Report the count of lines containing the word "right" in these records, with no other text.

(Beginning of Record set)

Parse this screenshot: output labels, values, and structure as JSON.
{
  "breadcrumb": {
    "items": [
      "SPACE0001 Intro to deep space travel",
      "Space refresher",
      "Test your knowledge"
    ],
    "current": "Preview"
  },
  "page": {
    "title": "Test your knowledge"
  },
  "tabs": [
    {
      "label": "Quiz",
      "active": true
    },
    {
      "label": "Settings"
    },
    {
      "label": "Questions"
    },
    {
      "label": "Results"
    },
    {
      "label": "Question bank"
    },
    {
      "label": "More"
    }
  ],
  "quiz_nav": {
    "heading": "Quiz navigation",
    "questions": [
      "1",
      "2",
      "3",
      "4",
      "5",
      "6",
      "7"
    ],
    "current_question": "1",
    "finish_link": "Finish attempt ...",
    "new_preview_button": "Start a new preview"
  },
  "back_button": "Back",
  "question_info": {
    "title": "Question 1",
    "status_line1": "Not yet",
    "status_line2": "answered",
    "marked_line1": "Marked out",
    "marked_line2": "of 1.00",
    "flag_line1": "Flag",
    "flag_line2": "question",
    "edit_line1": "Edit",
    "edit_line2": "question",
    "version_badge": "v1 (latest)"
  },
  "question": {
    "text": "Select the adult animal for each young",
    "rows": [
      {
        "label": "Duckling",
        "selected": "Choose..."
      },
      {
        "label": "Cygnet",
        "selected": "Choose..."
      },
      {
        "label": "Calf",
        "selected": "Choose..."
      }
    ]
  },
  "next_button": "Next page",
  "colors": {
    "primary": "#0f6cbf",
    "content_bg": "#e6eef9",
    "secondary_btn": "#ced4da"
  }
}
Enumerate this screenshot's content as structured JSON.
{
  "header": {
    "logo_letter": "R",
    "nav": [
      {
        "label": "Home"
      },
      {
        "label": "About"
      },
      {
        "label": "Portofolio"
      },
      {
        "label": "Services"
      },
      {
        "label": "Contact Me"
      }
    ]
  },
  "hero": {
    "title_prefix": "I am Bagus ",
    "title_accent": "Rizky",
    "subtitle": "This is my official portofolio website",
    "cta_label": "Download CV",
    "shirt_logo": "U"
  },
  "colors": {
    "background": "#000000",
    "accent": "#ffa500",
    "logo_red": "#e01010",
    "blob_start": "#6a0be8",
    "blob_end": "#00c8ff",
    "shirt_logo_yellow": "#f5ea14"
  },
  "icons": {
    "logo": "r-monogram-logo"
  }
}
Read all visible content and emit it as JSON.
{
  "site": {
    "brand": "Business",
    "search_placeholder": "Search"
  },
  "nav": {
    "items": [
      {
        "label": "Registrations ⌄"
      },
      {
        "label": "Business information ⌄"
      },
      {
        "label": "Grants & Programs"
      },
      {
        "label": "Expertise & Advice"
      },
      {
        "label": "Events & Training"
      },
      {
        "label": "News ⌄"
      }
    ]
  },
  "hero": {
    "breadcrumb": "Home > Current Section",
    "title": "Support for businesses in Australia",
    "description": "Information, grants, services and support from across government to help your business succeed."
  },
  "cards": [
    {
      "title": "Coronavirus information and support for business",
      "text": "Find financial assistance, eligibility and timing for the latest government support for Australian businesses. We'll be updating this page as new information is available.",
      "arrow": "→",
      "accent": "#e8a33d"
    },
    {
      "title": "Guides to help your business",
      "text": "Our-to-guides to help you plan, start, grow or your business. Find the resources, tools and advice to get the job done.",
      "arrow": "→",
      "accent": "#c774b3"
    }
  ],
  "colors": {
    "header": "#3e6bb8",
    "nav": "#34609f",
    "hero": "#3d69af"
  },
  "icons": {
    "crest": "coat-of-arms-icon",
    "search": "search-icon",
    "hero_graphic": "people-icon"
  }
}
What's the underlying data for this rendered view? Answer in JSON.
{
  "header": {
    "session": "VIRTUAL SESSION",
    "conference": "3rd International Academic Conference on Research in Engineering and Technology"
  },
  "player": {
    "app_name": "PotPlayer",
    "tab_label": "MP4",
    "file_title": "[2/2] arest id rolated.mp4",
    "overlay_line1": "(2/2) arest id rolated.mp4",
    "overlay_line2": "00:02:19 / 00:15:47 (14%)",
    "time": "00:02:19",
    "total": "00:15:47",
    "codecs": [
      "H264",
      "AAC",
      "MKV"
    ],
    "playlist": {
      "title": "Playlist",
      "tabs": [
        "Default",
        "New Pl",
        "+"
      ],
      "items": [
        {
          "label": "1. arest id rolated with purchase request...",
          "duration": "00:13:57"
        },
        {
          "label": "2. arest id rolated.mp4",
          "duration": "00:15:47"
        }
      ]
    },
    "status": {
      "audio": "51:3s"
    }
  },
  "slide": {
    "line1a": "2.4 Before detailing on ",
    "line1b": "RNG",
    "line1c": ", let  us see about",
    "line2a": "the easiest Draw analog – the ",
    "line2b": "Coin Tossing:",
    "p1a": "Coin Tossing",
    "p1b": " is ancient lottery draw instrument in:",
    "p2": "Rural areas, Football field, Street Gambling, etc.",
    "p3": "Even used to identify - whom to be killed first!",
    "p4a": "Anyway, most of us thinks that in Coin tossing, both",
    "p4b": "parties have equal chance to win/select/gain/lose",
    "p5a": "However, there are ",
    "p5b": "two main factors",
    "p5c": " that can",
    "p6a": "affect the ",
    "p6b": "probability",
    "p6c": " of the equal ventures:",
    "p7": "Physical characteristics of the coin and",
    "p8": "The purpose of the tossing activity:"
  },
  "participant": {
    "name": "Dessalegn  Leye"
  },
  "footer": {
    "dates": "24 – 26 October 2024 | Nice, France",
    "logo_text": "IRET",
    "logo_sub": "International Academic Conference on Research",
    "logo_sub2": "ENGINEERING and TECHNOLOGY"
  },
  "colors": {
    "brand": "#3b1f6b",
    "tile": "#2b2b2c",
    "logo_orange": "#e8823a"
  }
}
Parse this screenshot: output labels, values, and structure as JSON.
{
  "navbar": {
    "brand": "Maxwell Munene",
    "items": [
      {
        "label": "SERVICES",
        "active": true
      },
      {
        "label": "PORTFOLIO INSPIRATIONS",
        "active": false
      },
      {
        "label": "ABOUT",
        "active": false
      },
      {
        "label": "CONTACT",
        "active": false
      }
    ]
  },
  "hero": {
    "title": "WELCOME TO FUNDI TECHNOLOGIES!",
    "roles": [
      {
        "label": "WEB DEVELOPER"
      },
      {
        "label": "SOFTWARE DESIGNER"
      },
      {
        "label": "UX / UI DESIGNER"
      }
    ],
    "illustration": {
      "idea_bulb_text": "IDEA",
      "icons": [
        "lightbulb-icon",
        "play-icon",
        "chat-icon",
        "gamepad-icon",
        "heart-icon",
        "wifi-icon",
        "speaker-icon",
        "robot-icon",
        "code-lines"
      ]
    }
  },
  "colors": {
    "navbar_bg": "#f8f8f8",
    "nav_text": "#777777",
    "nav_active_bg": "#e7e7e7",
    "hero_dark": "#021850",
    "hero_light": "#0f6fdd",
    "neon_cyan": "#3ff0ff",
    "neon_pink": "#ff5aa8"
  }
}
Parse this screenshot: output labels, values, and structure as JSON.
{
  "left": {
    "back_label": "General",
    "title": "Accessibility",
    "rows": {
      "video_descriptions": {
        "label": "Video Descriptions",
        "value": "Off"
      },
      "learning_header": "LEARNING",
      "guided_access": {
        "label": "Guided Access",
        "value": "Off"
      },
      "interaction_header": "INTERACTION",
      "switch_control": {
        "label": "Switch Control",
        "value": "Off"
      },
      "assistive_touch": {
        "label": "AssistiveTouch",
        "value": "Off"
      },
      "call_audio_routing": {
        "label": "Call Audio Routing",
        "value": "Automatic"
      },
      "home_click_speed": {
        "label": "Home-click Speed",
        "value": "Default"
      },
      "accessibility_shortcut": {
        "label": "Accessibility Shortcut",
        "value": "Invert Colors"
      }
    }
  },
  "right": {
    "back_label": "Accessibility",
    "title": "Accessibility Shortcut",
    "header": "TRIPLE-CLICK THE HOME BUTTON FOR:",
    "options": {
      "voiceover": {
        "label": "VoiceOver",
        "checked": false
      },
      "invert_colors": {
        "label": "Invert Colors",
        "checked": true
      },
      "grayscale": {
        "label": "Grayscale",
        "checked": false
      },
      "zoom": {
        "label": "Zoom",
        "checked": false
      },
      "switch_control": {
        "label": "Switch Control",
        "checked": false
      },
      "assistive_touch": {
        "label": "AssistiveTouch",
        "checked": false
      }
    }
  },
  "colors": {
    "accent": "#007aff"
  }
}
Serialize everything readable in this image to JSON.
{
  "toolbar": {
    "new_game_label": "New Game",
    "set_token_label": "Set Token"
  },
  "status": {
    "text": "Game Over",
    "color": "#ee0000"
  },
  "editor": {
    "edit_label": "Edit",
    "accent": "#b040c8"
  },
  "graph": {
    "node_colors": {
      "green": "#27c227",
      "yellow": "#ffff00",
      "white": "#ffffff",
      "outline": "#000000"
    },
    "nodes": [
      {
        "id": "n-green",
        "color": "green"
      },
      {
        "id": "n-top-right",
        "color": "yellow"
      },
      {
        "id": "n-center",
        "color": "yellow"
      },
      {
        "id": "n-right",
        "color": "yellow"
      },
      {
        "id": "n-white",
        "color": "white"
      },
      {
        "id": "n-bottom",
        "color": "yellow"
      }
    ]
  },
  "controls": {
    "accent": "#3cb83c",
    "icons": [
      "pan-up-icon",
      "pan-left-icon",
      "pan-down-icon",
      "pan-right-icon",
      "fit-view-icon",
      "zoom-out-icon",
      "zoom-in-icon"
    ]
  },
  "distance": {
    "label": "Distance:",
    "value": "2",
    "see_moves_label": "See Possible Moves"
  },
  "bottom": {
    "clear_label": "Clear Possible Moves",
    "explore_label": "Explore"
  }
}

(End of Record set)

§ Response to this exercise:
4